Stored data
++++++

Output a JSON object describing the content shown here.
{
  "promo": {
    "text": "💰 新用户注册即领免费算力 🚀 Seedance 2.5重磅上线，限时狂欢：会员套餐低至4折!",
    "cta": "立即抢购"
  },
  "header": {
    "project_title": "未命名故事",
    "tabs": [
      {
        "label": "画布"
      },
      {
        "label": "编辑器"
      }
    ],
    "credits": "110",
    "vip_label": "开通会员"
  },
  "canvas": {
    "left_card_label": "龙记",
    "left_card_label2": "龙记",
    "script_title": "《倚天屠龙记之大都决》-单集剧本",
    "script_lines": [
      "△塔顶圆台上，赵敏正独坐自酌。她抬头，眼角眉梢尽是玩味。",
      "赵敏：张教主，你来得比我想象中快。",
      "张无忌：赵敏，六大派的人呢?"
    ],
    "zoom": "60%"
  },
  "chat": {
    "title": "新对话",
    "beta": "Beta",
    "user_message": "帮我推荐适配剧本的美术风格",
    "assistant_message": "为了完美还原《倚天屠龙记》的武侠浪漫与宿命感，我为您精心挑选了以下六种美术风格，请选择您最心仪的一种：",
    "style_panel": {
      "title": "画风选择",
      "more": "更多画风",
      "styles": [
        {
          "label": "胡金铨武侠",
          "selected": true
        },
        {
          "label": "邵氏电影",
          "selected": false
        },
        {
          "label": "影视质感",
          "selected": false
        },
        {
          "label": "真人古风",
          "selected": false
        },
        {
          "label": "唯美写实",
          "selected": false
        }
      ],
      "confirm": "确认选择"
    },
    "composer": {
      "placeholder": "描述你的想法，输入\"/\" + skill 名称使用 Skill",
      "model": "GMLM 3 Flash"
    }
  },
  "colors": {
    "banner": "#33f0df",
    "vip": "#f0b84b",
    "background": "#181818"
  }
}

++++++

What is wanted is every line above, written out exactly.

Output a JSON object describing the content shown here.
{
  "promo": {
    "text": "💰 新用户注册即领免费算力 🚀 Seedance 2.5重磅上线，限时狂欢：会员套餐低至4折!",
    "cta": "立即抢购"
  },
  "header": {
    "project_title": "未命名故事",
    "tabs": [
      {
        "label": "画布"
      },
      {
        "label": "编辑器"
      }
    ],
    "credits": "110",
    "vip_label": "开通会员"
  },
  "canvas": {
    "left_card_label": "龙记",
    "left_card_label2": "龙记",
    "script_title": "《倚天屠龙记之大都决》-单集剧本",
    "script_lines": [
      "△塔顶圆台上，赵敏正独坐自酌。她抬头，眼角眉梢尽是玩味。",
      "赵敏：张教主，你来得比我想象中快。",
      "张无忌：赵敏，六大派的人呢?"
    ],
    "zoom": "60%"
  },
  "chat": {
    "title": "新对话",
    "beta": "Beta",
    "user_message": "帮我推荐适配剧本的美术风格",
    "assistant_message": "为了完美还原《倚天屠龙记》的武侠浪漫与宿命感，我为您精心挑选了以下六种美术风格，请选择您最心仪的一种：",
    "style_panel": {
      "title": "画风选择",
      "more": "更多画风",
      "styles": [
        {
          "label": "胡金铨武侠",
          "selected": true
        },
        {
          "label": "邵氏电影",
          "selected": false
        },
        {
          "label": "影视质感",
          "selected": false
        },
        {
          "label": "真人古风",
          "selected": false
        },
        {
          "label": "唯美写实",
          "selected": false
        }
      ],
      "confirm": "确认选择"
    },
    "composer": {
      "placeholder": "描述你的想法，输入\"/\" + skill 名称使用 Skill",
      "model": "GMLM 3 Flash"
    }
  },
  "colors": {
    "banner": "#33f0df",
    "vip": "#f0b84b",
    "background": "#181818"
  }
}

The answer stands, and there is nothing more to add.